■ **Instructions for the task**: Please tally every line in the listing below where the word "JSON" appears, then give the number and nothing more.

■ **Data records**:
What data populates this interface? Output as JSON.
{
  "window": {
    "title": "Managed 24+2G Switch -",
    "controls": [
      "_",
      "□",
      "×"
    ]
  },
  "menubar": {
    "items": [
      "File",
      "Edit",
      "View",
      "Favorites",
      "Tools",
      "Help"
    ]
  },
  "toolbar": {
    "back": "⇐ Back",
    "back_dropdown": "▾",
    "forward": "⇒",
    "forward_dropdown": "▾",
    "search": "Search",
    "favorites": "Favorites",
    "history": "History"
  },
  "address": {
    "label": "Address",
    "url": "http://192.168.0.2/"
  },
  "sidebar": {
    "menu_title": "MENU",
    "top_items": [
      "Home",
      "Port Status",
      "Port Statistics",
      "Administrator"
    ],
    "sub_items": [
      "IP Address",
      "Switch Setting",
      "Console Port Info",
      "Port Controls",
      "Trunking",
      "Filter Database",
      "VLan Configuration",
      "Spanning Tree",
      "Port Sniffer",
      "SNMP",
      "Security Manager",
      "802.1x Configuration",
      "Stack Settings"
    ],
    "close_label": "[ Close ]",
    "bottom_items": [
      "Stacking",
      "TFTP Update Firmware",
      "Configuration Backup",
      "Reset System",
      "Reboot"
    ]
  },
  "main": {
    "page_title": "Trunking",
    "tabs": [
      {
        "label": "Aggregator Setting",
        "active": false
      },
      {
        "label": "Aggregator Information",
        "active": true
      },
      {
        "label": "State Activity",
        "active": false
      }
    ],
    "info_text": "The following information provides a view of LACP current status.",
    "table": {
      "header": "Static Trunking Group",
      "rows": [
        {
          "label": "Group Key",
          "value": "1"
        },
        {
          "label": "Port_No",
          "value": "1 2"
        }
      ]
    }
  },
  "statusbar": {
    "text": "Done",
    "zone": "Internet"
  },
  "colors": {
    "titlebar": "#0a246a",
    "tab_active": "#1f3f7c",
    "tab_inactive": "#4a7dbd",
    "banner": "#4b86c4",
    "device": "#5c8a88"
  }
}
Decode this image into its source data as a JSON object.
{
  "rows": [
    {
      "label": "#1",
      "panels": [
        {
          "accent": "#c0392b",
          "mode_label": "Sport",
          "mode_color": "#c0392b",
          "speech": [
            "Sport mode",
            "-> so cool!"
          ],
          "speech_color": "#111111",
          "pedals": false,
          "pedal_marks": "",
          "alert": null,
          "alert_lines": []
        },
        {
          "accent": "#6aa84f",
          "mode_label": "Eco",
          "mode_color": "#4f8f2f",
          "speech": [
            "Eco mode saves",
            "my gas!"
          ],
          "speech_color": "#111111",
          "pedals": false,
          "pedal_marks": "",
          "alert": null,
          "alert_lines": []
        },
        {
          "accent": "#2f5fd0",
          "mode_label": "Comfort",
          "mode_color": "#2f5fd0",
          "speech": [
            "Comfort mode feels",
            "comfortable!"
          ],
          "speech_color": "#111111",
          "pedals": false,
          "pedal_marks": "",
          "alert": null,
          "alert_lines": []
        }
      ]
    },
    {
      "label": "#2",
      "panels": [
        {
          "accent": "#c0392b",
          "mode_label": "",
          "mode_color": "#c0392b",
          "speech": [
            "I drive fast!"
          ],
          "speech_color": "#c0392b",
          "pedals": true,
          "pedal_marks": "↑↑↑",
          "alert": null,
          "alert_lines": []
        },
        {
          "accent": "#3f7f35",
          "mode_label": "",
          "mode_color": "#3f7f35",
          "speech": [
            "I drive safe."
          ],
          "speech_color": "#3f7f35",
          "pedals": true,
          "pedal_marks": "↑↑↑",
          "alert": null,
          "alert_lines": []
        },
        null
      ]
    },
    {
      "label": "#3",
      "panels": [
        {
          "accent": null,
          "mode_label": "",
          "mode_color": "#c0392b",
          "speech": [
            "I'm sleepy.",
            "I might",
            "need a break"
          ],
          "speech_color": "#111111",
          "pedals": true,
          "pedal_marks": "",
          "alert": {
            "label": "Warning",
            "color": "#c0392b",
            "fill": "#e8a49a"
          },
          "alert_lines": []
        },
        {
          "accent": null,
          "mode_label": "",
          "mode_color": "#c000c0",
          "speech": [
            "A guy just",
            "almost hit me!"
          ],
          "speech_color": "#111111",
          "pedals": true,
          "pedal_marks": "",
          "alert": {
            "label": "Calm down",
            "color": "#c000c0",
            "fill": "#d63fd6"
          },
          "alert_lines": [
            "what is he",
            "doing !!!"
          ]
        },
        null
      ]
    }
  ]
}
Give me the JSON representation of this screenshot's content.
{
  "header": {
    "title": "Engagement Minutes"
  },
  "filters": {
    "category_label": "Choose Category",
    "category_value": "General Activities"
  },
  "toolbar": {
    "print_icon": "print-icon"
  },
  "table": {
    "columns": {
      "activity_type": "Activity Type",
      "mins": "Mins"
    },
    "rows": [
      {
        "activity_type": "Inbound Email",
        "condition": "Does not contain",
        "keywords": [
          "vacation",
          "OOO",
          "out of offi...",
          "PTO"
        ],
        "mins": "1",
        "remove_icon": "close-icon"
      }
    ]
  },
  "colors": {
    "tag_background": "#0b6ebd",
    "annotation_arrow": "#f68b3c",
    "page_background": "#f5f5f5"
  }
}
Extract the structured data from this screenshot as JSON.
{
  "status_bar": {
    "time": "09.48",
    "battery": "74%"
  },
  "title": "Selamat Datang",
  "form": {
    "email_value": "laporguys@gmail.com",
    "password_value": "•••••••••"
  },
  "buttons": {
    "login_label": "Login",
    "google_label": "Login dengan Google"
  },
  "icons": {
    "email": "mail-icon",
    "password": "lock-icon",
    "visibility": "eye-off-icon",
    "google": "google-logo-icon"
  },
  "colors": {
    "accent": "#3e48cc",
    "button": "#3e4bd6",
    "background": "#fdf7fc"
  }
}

■ **Exercise answer**: 4